Materials (GRI 301), Green building (RG1)
Climate protection:
For example, the avoidance of carbon dioxide emissions and other greenhouse gas emissions (for example, through energy savings, renewable energies, climate-friendly refrigeration agents for refrigeration systems)
Emissions (GRI 305)
More sustainable logistics:
For example, optimised route planning, optimal vehicle use (vehicle utilisation), modernisation of the company’s own vehicle fleet
Energy (GRI 302), Emissions (GRI 305)
Employees
Occupational health and safety:
For example, the avoidance of occupational accidents and illnesses (such as through preventive measures for physically demanding activities), maintenance of health (such as through sports and relaxation offerings)
Occupational health and safety (GRI 403)
Education and training programmes:
For example, a broad range of entry-level and career opportunities, regular training, regular feedback and development opportunities
Training and education (GRI 404)
Job and phases of life:
For example, assurance of the reconciliation of work and family/private life (for example, flexible working models such as working from home, part time, flexitime, care periods or family care time, sabbaticals), support during reintegration
Employment (GRI 401)
Fair working conditions:
For example, the assurance and measurement of employee satisfaction, fair wages, right to co-determination
Employment (GRI 401), Labour/management relations (GRI 402)
Diversity and equal opportunity:
For example, hiring, pay and development opportunities (equal opportunity) for employees, regardless of gender, ethnic heritage, disability, religious affiliation or ideology, age or sexual orientation, the raising of awareness amongst employees regarding anti-discrimination
Diversity and equal opportunity (GRI 405), Non-discrimination (GRI 406)
Social Involvement
Commitment in the area of health and exercise:
For example, consumer education on balanced diet, the support of projects aimed at promoting health and exercise (such as at nurseries and universities)
Indirect economic impacts (GRI 203)
Support for the needy:
For example, the support of children, adolescents, refugees and the elderly
Local communities (GRI 413)
Company Management
Dialogue General disclosures (GRI 102)
Fair business relationships Anti-competitive behaviour (GRI 206)
Integrity and compliance
  • Anti-corruption (GRI 205)
  • Public policy (GRI 415)
  • Socioeconomic compliance (GRI 419)
  • Customer privacy (GRI 418)
Sustainability in company management General disclosures (GRI 102)
Business performance Economic performance (GRI 201)
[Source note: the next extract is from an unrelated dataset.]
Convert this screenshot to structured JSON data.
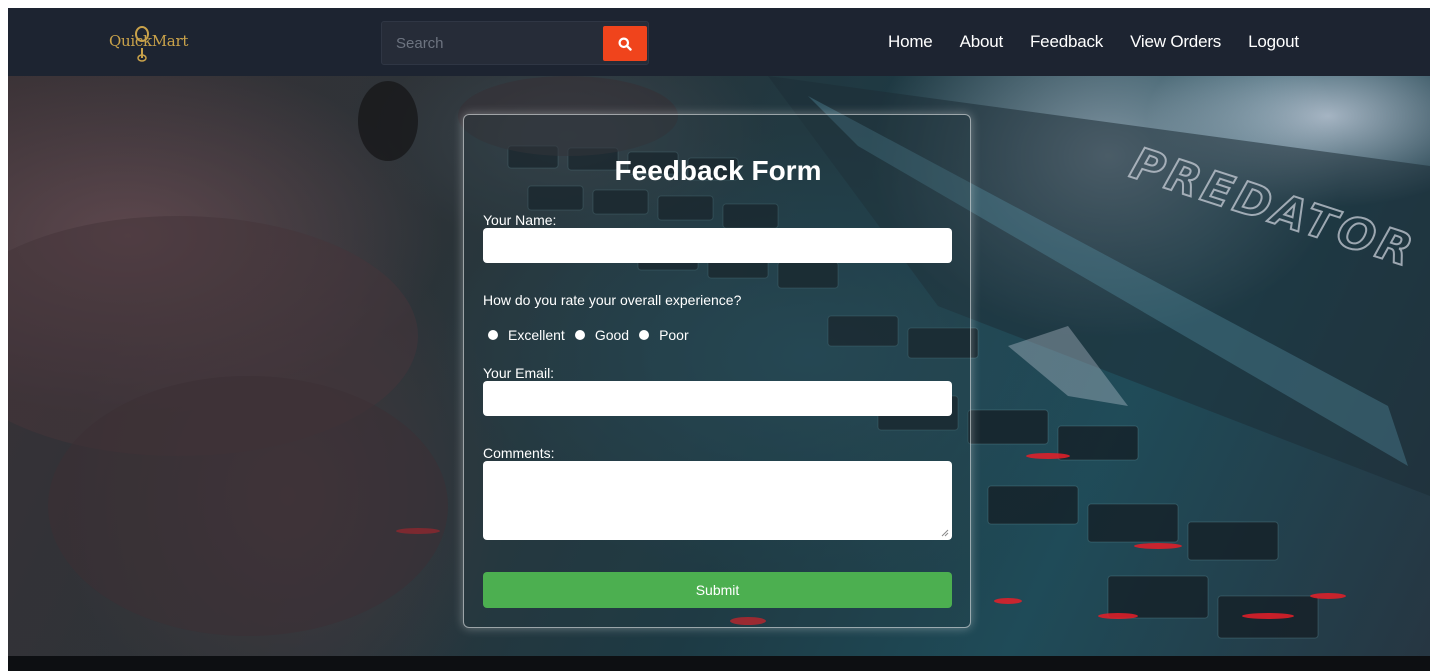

GRI 102-49:

Changes in reporting

See Defining report content and topic boundaries.

More topics:

REWE Group Portrait

GRI 102-1 – 102-7, 102-10

Employee Structure

GRI 102-8, 102-41

Supply Chain

GRI 102-9

Risk Management

GRI 102-11

Industry Initiatives and Memberships

GRI 102-12, 102-13

Principles and Guidelines

GRI 102-16, 102-17

Sustainability Strategy

GRI 102-18 – 102-21

Stakeholder Dialogue

GRI 102-40, 102-42 – 102-44

Materiality Analysis

GRI 102-45 – 102-47, 102-49

Report Profile

GRI 102-48, 102-50 – 102-56

Economic Performance

GRI 201

Compliance

GRI 205, 206, 307, 419

Public Policy

GRI 415

Data protection

GRI 418